Nepal is a small, landlocked but relatively populous country in South Asia, with about 28 million people. Its mountainous topography— includes Mt. Everest and eight of the world’s ten highest peaks—gave rise to a rich diversity of geography, religions and culture. By the early 1950s the country had only 22 high schools, of which 20 were community built, financed and managed. Successive governments continued this model for many years, treating education as a partnership with local communities. In 1972, however, the government took over more than 8,000 schools. Because of the country’s remoteness and diversity—and weak governmental capacity—results were disastrous. Notwithstanding the lofty goals of the “New Education System,” teachers regularly abandoned classrooms, textbooks vanished, and quality plummeted. Finally, in 2001, Parliament passed new laws to transfer schools back to community management. But 30 years of neglect had taken a heavy toll. Literacy rates were 52 percent, compared to 58 percent in South Asia and 61 percent among low-income countries around the world.
The IDA-financed Community School Support Project was launched in 2003 to help reform the defunct public school system. The first step was to encourage communities to take back the management of schools, aided by a one-time government grant. The second was to transform the government’s role from being a provider to a facilitator of education. Both steps were designed to increase the demand for and supply of education in tandem. Efforts to upgrade the quality and relevance of the curriculum were supported by efforts to improve the capacity of government agencies tasked with facilitating the system. Community-based organizations were at the heart of the transition at the local level, while the overall effort was integrated seamlessly into Nepal’s Education for All Project (2004–09) and a sectorwide approach (SWAp) that harmonized donor support for education.
Net primary enrollment rose from 84 percent in 2003 to 92 percent in 2008. Gender parity improved from 83 percent to 98 percent during the same period. More than 8,600 schools transferred to community management. At the current rate, the goal is on track for achieving community management of all public schools by 2015.
- Communities invested in their own schools. Significant local resources were unlocked, with every rupee of government grants leveraging 1.5 rupees in community counterpart.
- Simple, fair financing was established. Introduction of per capita (child) financing made resource allocation more transparent and equitable.
- Decentralization of teacher hiring has spurred accountability. Freezing the number of government-appointed teaching slots and Introduction of salary grants has allowed communities to recruit teachers locally and hold them accountable for classroom performance. The numbers of government and community teachers are now comparable.
- Learning materials expanded. Purchasing textbooks through the market rather than directly from a state-owned publisher has proved to be a more efficient supply mechanism.
In June 2003, IDA provided a US$5 million Learning and Innovation Credit to support the Community School Support Project. The project was then mainstreamed into the Education for All (EFA) program when it was launched in July 2004. IDA contributed a US$50 million credit toward the cost of financing EFA. IDA provided an additional US$60 million grant to Education for All in December 2007.
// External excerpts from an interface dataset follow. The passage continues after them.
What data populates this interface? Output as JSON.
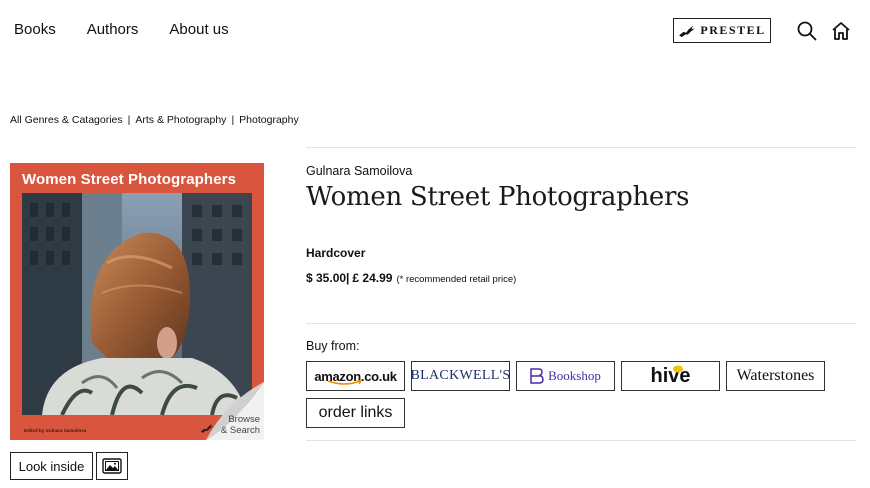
{
  "nav": {
    "items": [
      {
        "label": "Books"
      },
      {
        "label": "Authors"
      },
      {
        "label": "About us"
      }
    ]
  },
  "header": {
    "logo_text": "PRESTEL",
    "search_icon": "search-icon",
    "home_icon": "home-icon"
  },
  "breadcrumb": {
    "items": [
      {
        "label": "All Genres & Catagories"
      },
      {
        "label": "Arts & Photography"
      },
      {
        "label": "Photography"
      }
    ],
    "separator": "|"
  },
  "cover": {
    "title": "Women Street Photographers",
    "editor": "Edited by Gulnara Samoilova",
    "browse_line1": "Browse",
    "browse_line2": "& Search",
    "background_color": "#d9553d"
  },
  "actions": {
    "look_inside_label": "Look inside",
    "gallery_icon": "image-gallery-icon"
  },
  "book": {
    "author": "Gulnara Samoilova",
    "title": "Women Street Photographers",
    "format": "Hardcover",
    "price_usd": "$ 35.00",
    "price_sep": "|",
    "price_gbp": "£ 24.99",
    "price_note": "(* recommended retail price)"
  },
  "buy": {
    "label": "Buy from:",
    "retailers": [
      {
        "name": "amazon.co.uk"
      },
      {
        "name": "BLACKWELL'S"
      },
      {
        "name": "Bookshop"
      },
      {
        "name": "hive"
      },
      {
        "name": "Waterstones"
      },
      {
        "name": "order links"
      }
    ]
  }
}
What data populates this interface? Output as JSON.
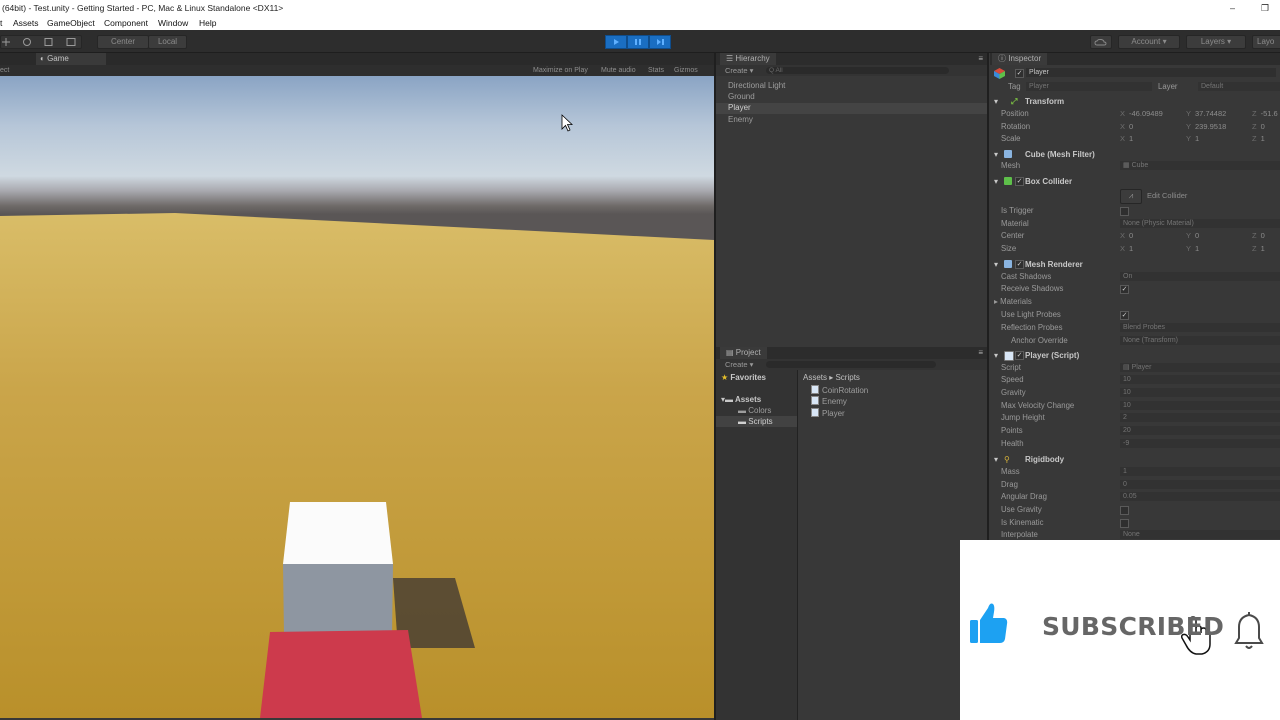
{
  "window": {
    "title": "(64bit) - Test.unity - Getting Started - PC, Mac & Linux Standalone <DX11>",
    "minimize_glyph": "–",
    "restore_glyph": "❐"
  },
  "menu": [
    "t",
    "Assets",
    "GameObject",
    "Component",
    "Window",
    "Help"
  ],
  "toolbar": {
    "pivot_label": "Center",
    "space_label": "Local",
    "account_label": "Account",
    "layers_label": "Layers",
    "layout_label": "Layo"
  },
  "game_view": {
    "tab_label": "Game",
    "left_fragment": "ect",
    "options": [
      "Maximize on Play",
      "Mute audio",
      "Stats",
      "Gizmos"
    ]
  },
  "hierarchy": {
    "tab_label": "Hierarchy",
    "create_label": "Create",
    "search_placeholder": "Q All",
    "items": [
      "Directional Light",
      "Ground",
      "Player",
      "Enemy"
    ],
    "selected_index": 2
  },
  "project": {
    "tab_label": "Project",
    "create_label": "Create",
    "favorites_label": "Favorites",
    "assets_label": "Assets",
    "folders": [
      "Colors",
      "Scripts"
    ],
    "breadcrumb": "Assets ▸ Scripts",
    "files": [
      "CoinRotation",
      "Enemy",
      "Player"
    ]
  },
  "inspector": {
    "tab_label": "Inspector",
    "object_name": "Player",
    "tag_label": "Tag",
    "tag_value": "Player",
    "layer_label": "Layer",
    "layer_value": "Default",
    "transform": {
      "header": "Transform",
      "position_label": "Position",
      "position": {
        "x": "-46.09489",
        "y": "37.74482",
        "z": "-51.6"
      },
      "rotation_label": "Rotation",
      "rotation": {
        "x": "0",
        "y": "239.9518",
        "z": "0"
      },
      "scale_label": "Scale",
      "scale": {
        "x": "1",
        "y": "1",
        "z": "1"
      }
    },
    "mesh_filter": {
      "header": "Cube (Mesh Filter)",
      "mesh_label": "Mesh",
      "mesh_value": "Cube"
    },
    "box_collider": {
      "header": "Box Collider",
      "edit_label": "Edit Collider",
      "is_trigger_label": "Is Trigger",
      "material_label": "Material",
      "material_value": "None (Physic Material)",
      "center_label": "Center",
      "center": {
        "x": "0",
        "y": "0",
        "z": "0"
      },
      "size_label": "Size",
      "size": {
        "x": "1",
        "y": "1",
        "z": "1"
      }
    },
    "mesh_renderer": {
      "header": "Mesh Renderer",
      "cast_shadows_label": "Cast Shadows",
      "cast_shadows_value": "On",
      "receive_shadows_label": "Receive Shadows",
      "materials_label": "Materials",
      "light_probes_label": "Use Light Probes",
      "reflection_probes_label": "Reflection Probes",
      "reflection_probes_value": "Blend Probes",
      "anchor_label": "Anchor Override",
      "anchor_value": "None (Transform)"
    },
    "player_script": {
      "header": "Player (Script)",
      "fields": [
        {
          "label": "Script",
          "value": "Player"
        },
        {
          "label": "Speed",
          "value": "10"
        },
        {
          "label": "Gravity",
          "value": "10"
        },
        {
          "label": "Max Velocity Change",
          "value": "10"
        },
        {
          "label": "Jump Height",
          "value": "2"
        },
        {
          "label": "Points",
          "value": "20"
        },
        {
          "label": "Health",
          "value": "-9"
        }
      ]
    },
    "rigidbody": {
      "header": "Rigidbody",
      "fields": [
        {
          "label": "Mass",
          "value": "1"
        },
        {
          "label": "Drag",
          "value": "0"
        },
        {
          "label": "Angular Drag",
          "value": "0.05"
        },
        {
          "label": "Use Gravity",
          "value": ""
        },
        {
          "label": "Is Kinematic",
          "value": ""
        },
        {
          "label": "Interpolate",
          "value": "None"
        }
      ]
    }
  },
  "overlay": {
    "subscribed_text": "SUBSCRIBED",
    "accent_color": "#1da1f2"
  }
}
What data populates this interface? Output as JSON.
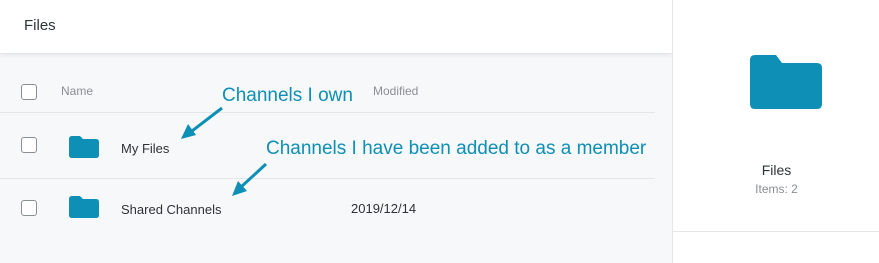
{
  "header": {
    "title": "Files"
  },
  "table": {
    "columns": {
      "name": "Name",
      "modified": "Modified"
    },
    "rows": [
      {
        "name": "My Files",
        "modified": ""
      },
      {
        "name": "Shared Channels",
        "modified": "2019/12/14"
      }
    ]
  },
  "annotations": {
    "own": "Channels I own",
    "member": "Channels I have been added to as a member"
  },
  "details": {
    "title": "Files",
    "items": "Items: 2"
  },
  "colors": {
    "accent": "#0e8fb5",
    "folder": "#0e8fb5"
  },
  "icons": {
    "folder": "folder-icon",
    "checkbox": "checkbox-icon",
    "arrow": "arrow-icon"
  }
}
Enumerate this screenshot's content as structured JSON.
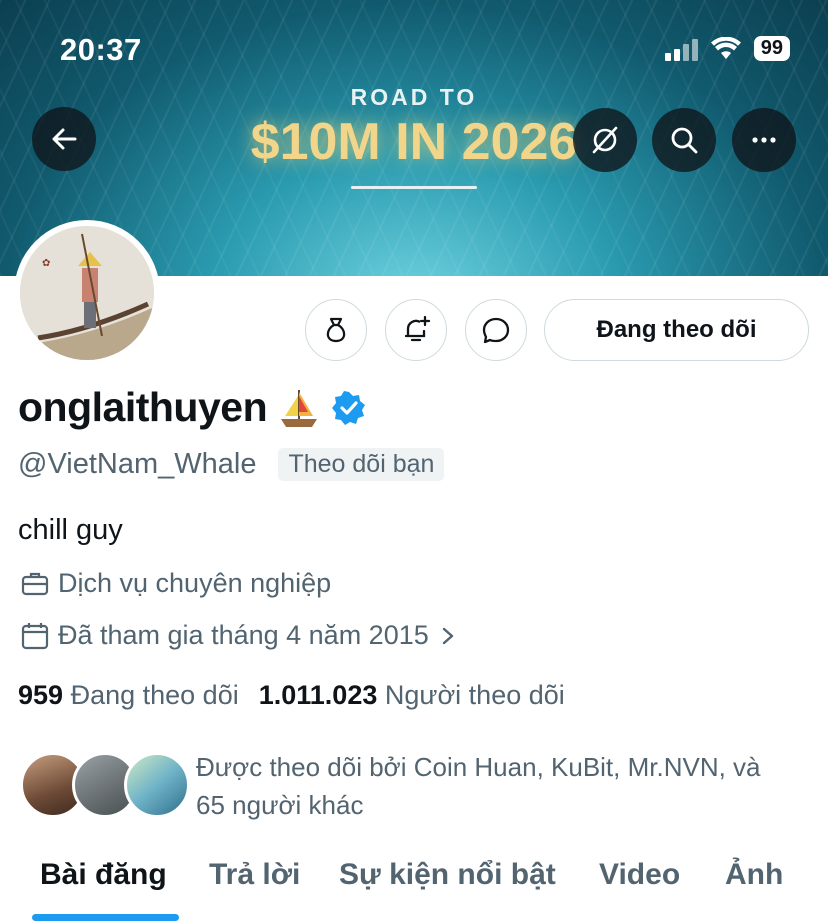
{
  "status_bar": {
    "time": "20:37",
    "battery": "99"
  },
  "banner": {
    "line1": "ROAD TO",
    "line2": "$10M IN 2026"
  },
  "profile": {
    "display_name": "onglaithuyen",
    "handle": "@VietNam_Whale",
    "follows_you": "Theo dõi bạn",
    "bio": "chill guy",
    "category": "Dịch vụ chuyên nghiệp",
    "joined": "Đã tham gia tháng 4 năm 2015"
  },
  "actions": {
    "follow_label": "Đang theo dõi"
  },
  "stats": {
    "following_count": "959",
    "following_label": "Đang theo dõi",
    "followers_count": "1.011.023",
    "followers_label": "Người theo dõi"
  },
  "followed_by": {
    "line1": "Được theo dõi bởi Coin Huan, KuBit, Mr.NVN, và",
    "line2": "65 người khác"
  },
  "tabs": [
    {
      "label": "Bài đăng"
    },
    {
      "label": "Trả lời"
    },
    {
      "label": "Sự kiện nổi bật"
    },
    {
      "label": "Video"
    },
    {
      "label": "Ảnh"
    }
  ],
  "colors": {
    "accent": "#1d9bf0",
    "text_primary": "#0f1419",
    "text_secondary": "#536471",
    "banner_title": "#f1d58a"
  },
  "icons": [
    "back-arrow-icon",
    "grok-icon",
    "search-icon",
    "more-icon",
    "money-bag-icon",
    "bell-plus-icon",
    "message-icon",
    "sailboat-icon",
    "verified-badge-icon",
    "briefcase-icon",
    "calendar-icon",
    "chevron-right-icon"
  ]
}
Nepal's education sector has highly harmonized donor assistance. Nine donors and government have pooled funds to implement a sectorwide approach that covers both recurrent and capital expenditures. Donor harmonization began with the implementation of the five-year Basic and Primary Education Program II in 1999, when the World Bank Group, Denmark, the European Commission (EC), Finland and Norway pooled resources into a “basket” to help the government implement a primary education subsector development program. Building on that, a sectorwide approach was adopted for the follow-on Education for All Program (2004–10). Initial funding came from a few donors, including Denmark, the United Kingdom’s Department for International Development (DfID), Finland, Norway and the World Bank Group. Other donors offered parallel financing: the Japan International Cooperation Agency, UNESCO and the World Food Program. The Asian Development Bank (ADB), the Australian Agency for International Development (AusAid), the EC and the United Nations Children’s Fund (UNICEF) later joined. To implement Education for All, donors committed US$241 million, with IDA providing US$110 million, DfID US$35 million, ADB US$30 million, Denmark US$28 million, the EC US$27 million, Norway US$23 million, Finland US$14 million and UNICEF US$1 million.
Support has been requested for the School Sector Reform Program, which is designed to extend reform coverage throughout the educational system, providing universal schooling through Grade 8 while upgrading quality.